Researchers identify enzyme that regulates degradation of damaged proteins

A study by scientists at the University of California, San Diego and UC Irvine has identified an enzyme called a proteasome phosphatase that appears to regulate removal of damaged proteins from a cell. The understanding of how this process works could have important implications for numerous diseases, including cancer and Parkinson's disease.

The study – led by Jack E. Dixon, PhD, professor of Pharmacology, Cellular & Molecular Medicine, and Chemistry/Biochemistry at the University of California, San Diego and Vice President and chief scientific officer of the Howard Hughes Medical Institute – appears this week in the online edition of Proceedings of the National Academy of Sciences (PNAS).

Proteasomes are very large complexes found in all eukaryote , in archaea (a group of single-celled microorganisms) and in some bacteria. These basket-like chambers are essential for removing damaged or misfolded proteins from the cell. The inability of a defective proteasome to destroy misfolded or damaged proteins can be cataclysmic.

Scientists have known for some time that the proteasome can be regulated by a process called phosphorylation – a chemical process by which a phosphate is added to a protein in order to activate or deactivate it, and which plays a crucial role in biological functions, controlling nearly every cellular process, including metabolism, gene transcription and translation, cell movement, and cell death. However, researchers had a poor understanding of the kinases that put the phosphate residues on the proteasome and almost no understanding of the phosphatases that remove the phosphates.

Now researchers have described for the first time how a eukaryotic known as ubiquitin-like domain-containing C-terminal phosphatase (UBLCP1) regulates nuclear proteasome activity, revealing that UBLCP1 decreases proteasome activity by selectively dephosphorylating the proteasome.

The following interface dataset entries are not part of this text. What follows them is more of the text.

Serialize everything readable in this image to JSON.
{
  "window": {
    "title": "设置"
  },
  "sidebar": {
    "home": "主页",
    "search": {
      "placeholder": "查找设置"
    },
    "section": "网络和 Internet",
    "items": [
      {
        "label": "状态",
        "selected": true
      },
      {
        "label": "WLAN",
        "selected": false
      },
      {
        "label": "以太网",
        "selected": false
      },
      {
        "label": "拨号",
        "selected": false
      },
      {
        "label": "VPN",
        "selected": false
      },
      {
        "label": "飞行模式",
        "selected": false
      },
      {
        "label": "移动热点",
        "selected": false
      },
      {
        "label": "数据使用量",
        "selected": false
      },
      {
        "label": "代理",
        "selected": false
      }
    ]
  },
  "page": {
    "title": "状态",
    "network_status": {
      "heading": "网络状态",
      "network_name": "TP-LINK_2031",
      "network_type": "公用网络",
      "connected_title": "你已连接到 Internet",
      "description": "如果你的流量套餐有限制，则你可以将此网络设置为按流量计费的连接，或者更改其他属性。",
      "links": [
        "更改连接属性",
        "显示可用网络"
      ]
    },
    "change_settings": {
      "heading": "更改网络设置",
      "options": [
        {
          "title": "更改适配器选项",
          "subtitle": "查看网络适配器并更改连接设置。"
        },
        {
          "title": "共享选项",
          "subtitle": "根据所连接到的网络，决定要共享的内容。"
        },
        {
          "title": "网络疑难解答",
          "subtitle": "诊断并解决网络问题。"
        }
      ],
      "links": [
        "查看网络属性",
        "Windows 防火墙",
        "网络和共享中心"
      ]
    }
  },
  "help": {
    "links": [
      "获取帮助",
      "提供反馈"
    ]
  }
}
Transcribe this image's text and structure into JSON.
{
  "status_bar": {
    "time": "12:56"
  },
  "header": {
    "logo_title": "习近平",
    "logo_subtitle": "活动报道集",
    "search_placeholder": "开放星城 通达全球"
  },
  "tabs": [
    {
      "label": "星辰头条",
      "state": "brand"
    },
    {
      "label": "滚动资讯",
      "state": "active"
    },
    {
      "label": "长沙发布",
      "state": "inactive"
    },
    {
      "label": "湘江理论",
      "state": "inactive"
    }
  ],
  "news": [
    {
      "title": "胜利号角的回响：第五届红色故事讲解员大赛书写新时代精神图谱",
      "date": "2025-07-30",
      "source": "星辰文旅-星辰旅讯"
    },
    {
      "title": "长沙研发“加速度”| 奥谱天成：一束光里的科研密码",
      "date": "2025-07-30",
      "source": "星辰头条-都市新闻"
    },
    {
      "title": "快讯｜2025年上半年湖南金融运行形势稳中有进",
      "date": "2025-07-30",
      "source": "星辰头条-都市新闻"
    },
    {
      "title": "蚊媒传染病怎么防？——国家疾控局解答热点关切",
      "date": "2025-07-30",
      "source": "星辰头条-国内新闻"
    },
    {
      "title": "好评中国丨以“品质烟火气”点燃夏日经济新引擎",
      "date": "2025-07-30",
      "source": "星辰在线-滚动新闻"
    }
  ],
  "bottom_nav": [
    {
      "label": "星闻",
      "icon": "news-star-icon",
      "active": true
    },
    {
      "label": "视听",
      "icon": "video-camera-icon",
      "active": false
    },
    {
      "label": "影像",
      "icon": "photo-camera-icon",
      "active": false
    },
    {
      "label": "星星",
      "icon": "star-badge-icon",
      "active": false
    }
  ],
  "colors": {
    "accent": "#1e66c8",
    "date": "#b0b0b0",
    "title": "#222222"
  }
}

"So far, UBLCP1 is the only proteasome-specific phosphatase identified to exist in mammalian cells," said Dixon. "We are just beginning to understand how it alters proteasome activity, but one can anticipate that defects in the phosphatase activity are likely to result in major alterations in the ability of the cell to remove damaged protein."

Related Stories

Researchers Find Tools Needed To Build a Cellular Shredder

May 28, 2009

(PhysOrg.com) -- Yale University researchers have discovered a set of cellular chaperones needed to assemble a proteasome, the cellular workhorse that recycles proteins and is crucial for the existence of all eukaryotic cells.

Recommended for you

Student seeks to improve pneumonia vaccines

7 hours ago

Almost a million Americans fall ill with pneumonia each year. Nearly half of these cases require hospitalization, and 5-7 percent are fatal. Current vaccines provide protection against some strains of the ...

Seabed solution for cold sores

8 hours ago

The blue blood of abalone, a seabed delicacy could be used to combat common cold sores and related herpes virus following breakthrough research at the University of Sydney.

Better living through mitochondrial derived vesicles

Aug 19, 2014

(Medical Xpress)—As principal transformers of bacteria, organelles, synapses, and cells, vesicles might be said to be the stuff of life. One need look no further than the rapid rise to prominence of The ...

Zebrafish help to unravel Alzheimer's disease

Aug 19, 2014

New fundamental knowledge about the regulation of stem cells in the nerve tissue of zebrafish embryos results in surprising insights into neurodegenerative disease processes in the human brain. A new study by scientists at ...

User comments